Required action:
Report back every line in the data that includes the string "Título".
Dataset records START
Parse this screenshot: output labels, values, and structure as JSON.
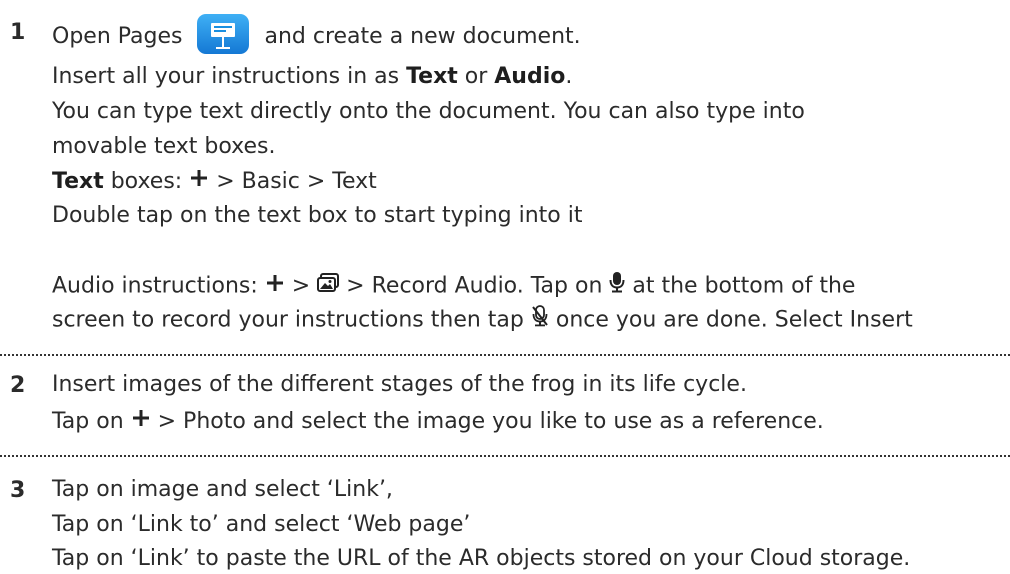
{
  "steps": [
    {
      "number": "1",
      "line1_pre": "Open Pages",
      "line1_post": "and create a new document.",
      "line2_pre": "Insert all your instructions in as ",
      "line2_b1": "Text",
      "line2_mid": " or ",
      "line2_b2": "Audio",
      "line2_end": ".",
      "line3": "You can type text directly onto the document. You can also type into",
      "line4": "movable text boxes.",
      "line5_b": "Text",
      "line5_pre": " boxes: ",
      "line5_post": " > Basic > Text",
      "line6": "Double tap on the text box to start typing into it",
      "line7_pre": "Audio instructions: ",
      "line7_mid": " > ",
      "line7_post": " > Record Audio. Tap on ",
      "line7_end": " at the bottom of the",
      "line8_pre": "screen to record your instructions then tap ",
      "line8_post": " once you are done. Select Insert"
    },
    {
      "number": "2",
      "line1": "Insert images of the different stages of the frog in its life cycle.",
      "line2_pre": "Tap on ",
      "line2_post": " > Photo and select the image you like to use as a reference."
    },
    {
      "number": "3",
      "line1": "Tap on image and select ‘Link’,",
      "line2": "Tap on ‘Link to’ and select ‘Web page’",
      "line3": "Tap on ‘Link’ to paste the URL of the AR objects stored on your Cloud storage."
    }
  ],
  "icons": {
    "pages": "pages-app-icon",
    "plus": "plus-icon",
    "media": "media-icon",
    "mic": "microphone-icon",
    "mic_off": "microphone-off-icon"
  },
  "colors": {
    "text": "#2b2b2b",
    "pages_blue": "#1a8fe0"
  }
}
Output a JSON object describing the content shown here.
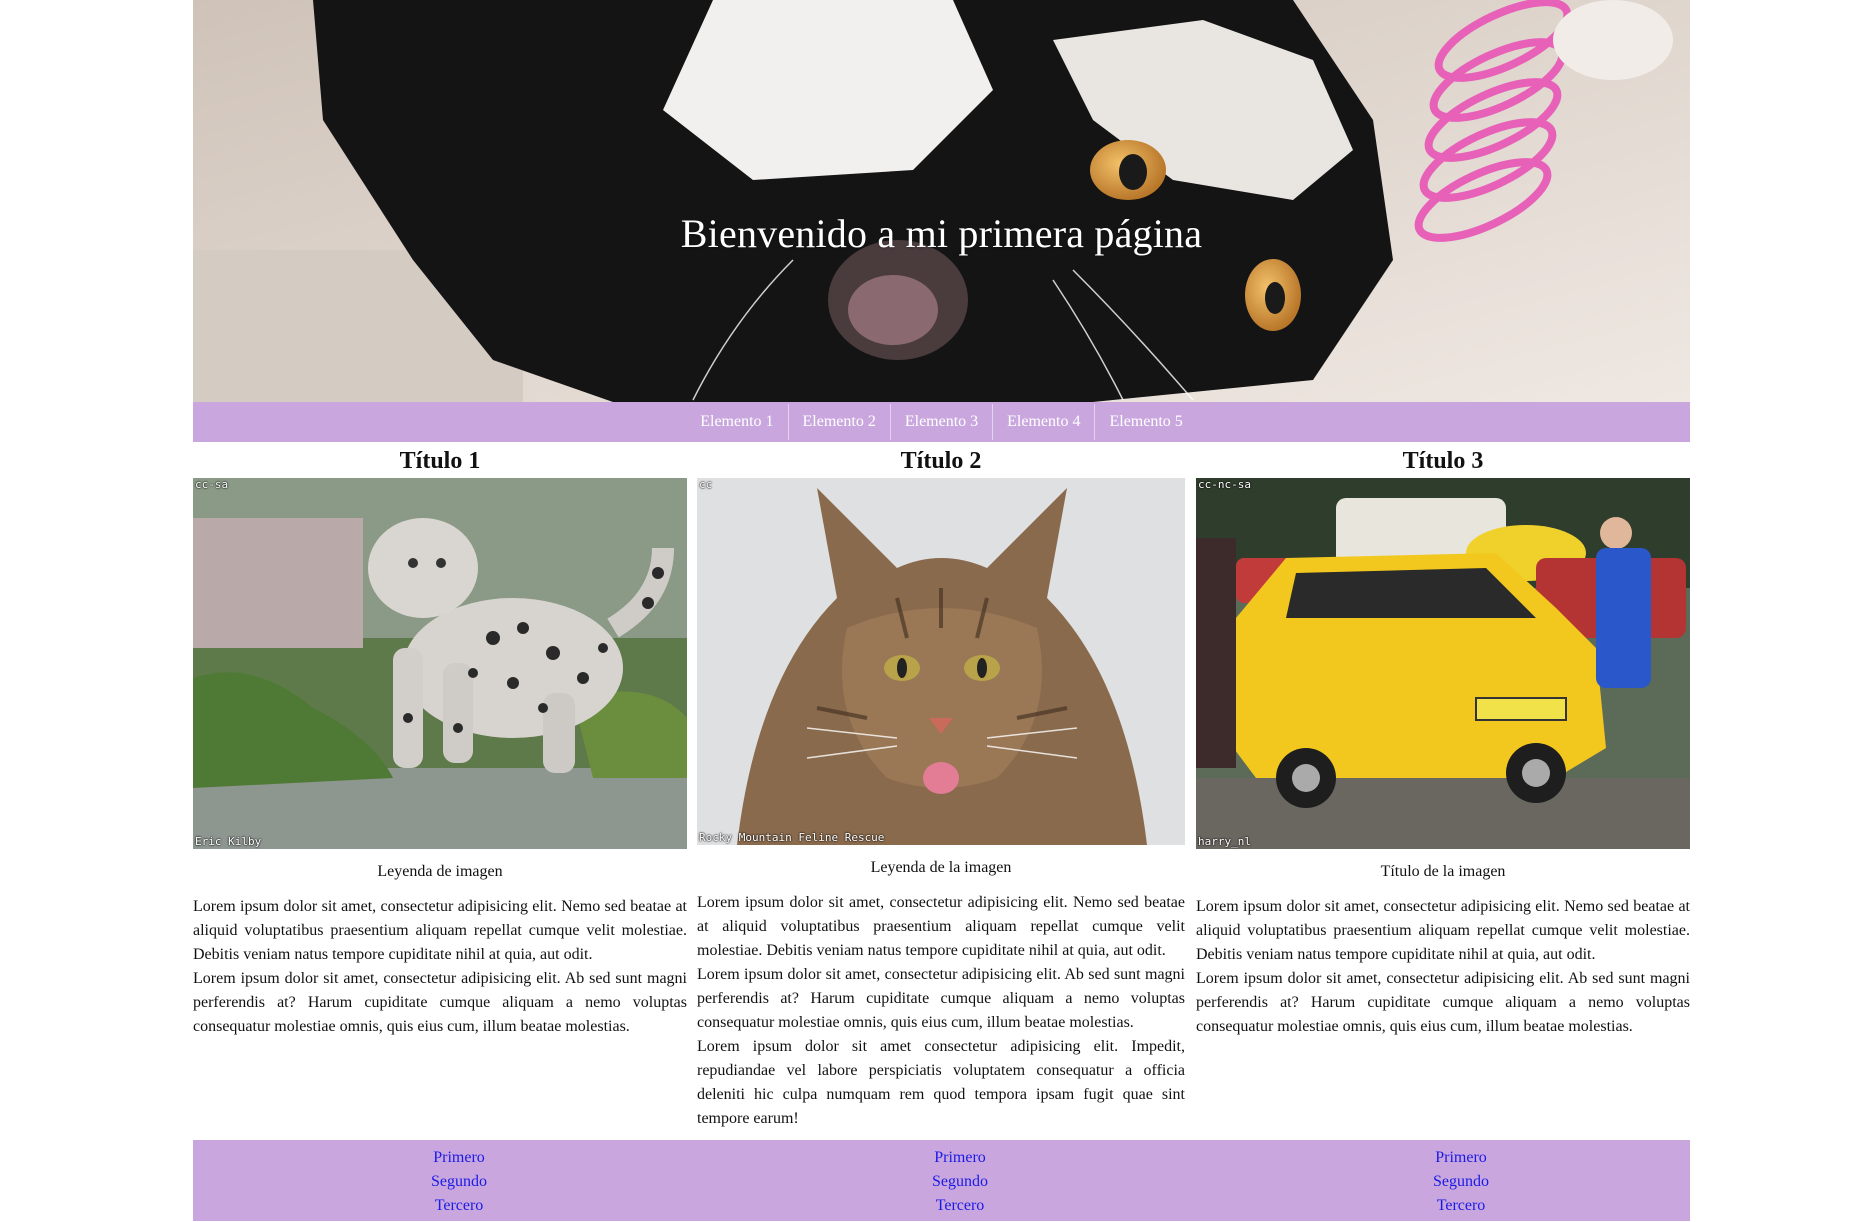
{
  "hero": {
    "title": "Bienvenido a mi primera página"
  },
  "nav": {
    "items": [
      "Elemento 1",
      "Elemento 2",
      "Elemento 3",
      "Elemento 4",
      "Elemento 5"
    ]
  },
  "columns": [
    {
      "title": "Título 1",
      "watermark_top": "cc-sa",
      "watermark_bottom": "Eric Kilby",
      "caption": "Leyenda de imagen",
      "paragraphs": [
        "Lorem ipsum dolor sit amet, consectetur adipisicing elit. Nemo sed beatae at aliquid voluptatibus praesentium aliquam repellat cumque velit molestiae. Debitis veniam natus tempore cupiditate nihil at quia, aut odit.",
        "Lorem ipsum dolor sit amet, consectetur adipisicing elit. Ab sed sunt magni perferendis at? Harum cupiditate cumque aliquam a nemo voluptas consequatur molestiae omnis, quis eius cum, illum beatae molestias."
      ]
    },
    {
      "title": "Título 2",
      "watermark_top": "cc",
      "watermark_bottom": "Rocky Mountain Feline Rescue",
      "caption": "Leyenda de la imagen",
      "paragraphs": [
        "Lorem ipsum dolor sit amet, consectetur adipisicing elit. Nemo sed beatae at aliquid voluptatibus praesentium aliquam repellat cumque velit molestiae. Debitis veniam natus tempore cupiditate nihil at quia, aut odit.",
        "Lorem ipsum dolor sit amet, consectetur adipisicing elit. Ab sed sunt magni perferendis at? Harum cupiditate cumque aliquam a nemo voluptas consequatur molestiae omnis, quis eius cum, illum beatae molestias.",
        "Lorem ipsum dolor sit amet consectetur adipisicing elit. Impedit, repudiandae vel labore perspiciatis voluptatem consequatur a officia deleniti hic culpa numquam rem quod tempora ipsam fugit quae sint tempore earum!"
      ]
    },
    {
      "title": "Título 3",
      "watermark_top": "cc-nc-sa",
      "watermark_bottom": "harry_nl",
      "caption": "Título de la imagen",
      "paragraphs": [
        "Lorem ipsum dolor sit amet, consectetur adipisicing elit. Nemo sed beatae at aliquid voluptatibus praesentium aliquam repellat cumque velit molestiae. Debitis veniam natus tempore cupiditate nihil at quia, aut odit.",
        "Lorem ipsum dolor sit amet, consectetur adipisicing elit. Ab sed sunt magni perferendis at? Harum cupiditate cumque aliquam a nemo voluptas consequatur molestiae omnis, quis eius cum, illum beatae molestias."
      ]
    }
  ],
  "footer": {
    "columns": [
      [
        "Primero",
        "Segundo",
        "Tercero"
      ],
      [
        "Primero",
        "Segundo",
        "Tercero"
      ],
      [
        "Primero",
        "Segundo",
        "Tercero"
      ]
    ]
  },
  "colors": {
    "accent_purple": "#c9a7de",
    "link_blue": "#1a1ae6",
    "nav_text": "#ffffff"
  }
}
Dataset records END
Answer section:
      "title": "Título 1",
      "title": "Título 2",
      "title": "Título 3",
      "caption": "Título de la imagen",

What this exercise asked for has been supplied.